# If electrons behave as standing waves when they are bound to an atom then how do they carry charge?

Today in my physics lesson we learnt that the best way of describing the behaviour of an electron that is bound to an atom is to treat it as a standing wave. I understand that this is the wave-particle duality however I was taught that in the wave-particle duality something either acts as a wave or a particle, not both at the same time. With this in mind I'm curious as to how electrons can still carry charge when they are behaving as a wave. I asked my teacher this question and he wasn't able to answer it so hopefully someone on here can explain it to me :)

It's likely that your mental picture of the "wave" that describes the electron is misleading you. If you're thinking that the electron itself is spread out in the form of the wave and that it's charge is too, then you should rethink your picture.

The electron "is" or "behaves like" a wave in that it's state is described by something called a wavefunction. What does this mean? Well the wavefunction basically tells you the probability of measuring where the electron will be if you try to measure the position of the electron. In this picture, the electron is still being thought of as a pointlike particle with charge, but it's location is uncertain, and this uncertainty is where the "waviness" comes from.

So, for example, let's consider the electron in the Hydrogen atom. It's best not to think of the "wavelike" nature of the electron as being represented by a wavy thing circulating around the nucleus or something of that sort. Instead, imagine that the wavefunction of the atom determines a sort of "cloud" with regions of different density where the electron is most likely to be found if one were to measure its position, like in the following image: You might find this hyperphysics link illuminating in this regard.

• You are misguided by your mental picture of "probability". There is no experiment which demonstrates that orbitals indeed do look like that. Nobody measured any electron probability in hydrogen atom during 100 years of existence of QM. Even measuring famous angle in water molecule is FAAAAR from obvious. There is NO answer to OP question. – Asphir Dom Feb 6 '14 at 20:41
• @AsphirDom A pretty brazen accusation. What I'm describing in my answer is a standard quantum mechanical model. What your saying amounts to "we shouldn't believe the model because our evidence for it is to some extent indirect;" that's as absurd as saying that there is no answer to the OP's question. – joshphysics Feb 6 '14 at 20:49
• Not brazen. Simply your line of thought is invalid (as well as in many QM textbooks). If you would show spectra or something REALISTIC i would have nothing to say. – Asphir Dom Feb 6 '14 at 20:58
• Some of the best images in physics right there. – Kyle Kanos Feb 6 '14 at 21:01
• @AsphirDom So my point is that I don't believe there has been one day in my fifty years when I haven't been wrong about something. So be careful when you think other people have misconceptions. – WetSavannaAnimal Feb 10 '14 at 21:25

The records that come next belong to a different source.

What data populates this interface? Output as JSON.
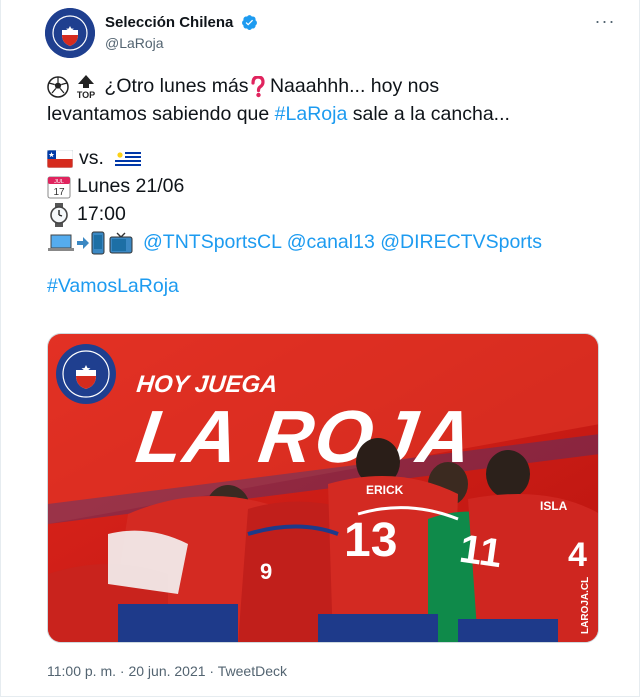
{
  "author": {
    "display_name": "Selección Chilena",
    "handle": "@LaRoja"
  },
  "tweet": {
    "line1_text": " ¿Otro lunes más",
    "line1_tail": " Naaahhh... hoy nos",
    "line2_pre": "levantamos sabiendo que ",
    "line2_hashtag": "#LaRoja",
    "line2_post": " sale a la cancha...",
    "vs_text": "vs.",
    "date_text": "Lunes 21/06",
    "time_text": "17:00",
    "mention1": "@TNTSportsCL",
    "mention2": "@canal13",
    "mention3": "@DIRECTVSports",
    "hashtag": "#VamosLaRoja"
  },
  "media": {
    "headline_small": "HOY JUEGA",
    "headline_big": "LA ROJA",
    "jersey_names": [
      "ERICK",
      "ISLA"
    ],
    "jersey_numbers": [
      "13",
      "11",
      "9",
      "4"
    ],
    "side_text": "LAROJA.CL",
    "calendar_month": "JUL",
    "calendar_day": "17"
  },
  "meta": {
    "time": "11:00 p. m.",
    "sep1": " · ",
    "date": "20 jun. 2021",
    "sep2": " · ",
    "source": "TweetDeck"
  },
  "colors": {
    "link": "#1d9bf0",
    "chile_red": "#d52b1e",
    "chile_blue": "#0039a6"
  }
}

According to de-Broglie, the wavelength associated with a particle of mass m, moving with velocity v is given by the relation,
$$\lambda=\frac{h}{mv}=\frac{h}{p}$$
where h is Planck's constant, v is the velocity and p(=mv) is momentum of the particles. The waves associated with material pariticles are called de Broglie waves.

• The wavelength of an electron with mass $9.11*10^{-31}$kg and moving with the velocity of $10^6$ m/s is $7.28$ m as shown below:
$$\lambda=\frac{h}{mv}=\frac{6.63*10^{-34}kg m^2 s^{-1}}{(9.11*10^{-31}kg)(10^6m/s)}=7.28*10^{-10}m$$

• Let's check the wavelength associated with a car of mass $10^{6}$ kg and moving with velocity of $9.11*10^{-31}$ m/s (almost at rest):

$$\lambda=\frac{h}{mv}=\frac{6.63*10^{-34}kg m^2 s^{-1}}{(10^6kg)(9.11*10^{-31}m/s)}=7.28*10^{-10}m$$
This shows that a car or any material object with mass $10^{6}$kg and moving with velocity $9.11*10^{-31}$m/s (almost at rest) has the wavelength same as that of an electron. But, you are unable to see the wavelength associated with it because it is far smaller than the macroscopic car size. Still there is a wavelength associated with it but you are unable to see it. Because of negligible wavelength, car is said to show particle nature.

Similarly, electron has same wavelength as that of car. Here its wavelength is far greater than its size (radius of $2.817*10^{-15}$m). So, wave character predominates. Still there is particle (which carries charge), but not observed significantly because of its greater wavelength with respect to it. Here, because of greater wavelength, electron is said to show wave nature.

I hope this helped you.

• Thank you this is really helpful:) My teacher actually explained this concept of large objects still having a wavelength in a previous lesson but I didn't think to link it to this problem. Thanks again!:) – James Parker Feb 7 '14 at 17:27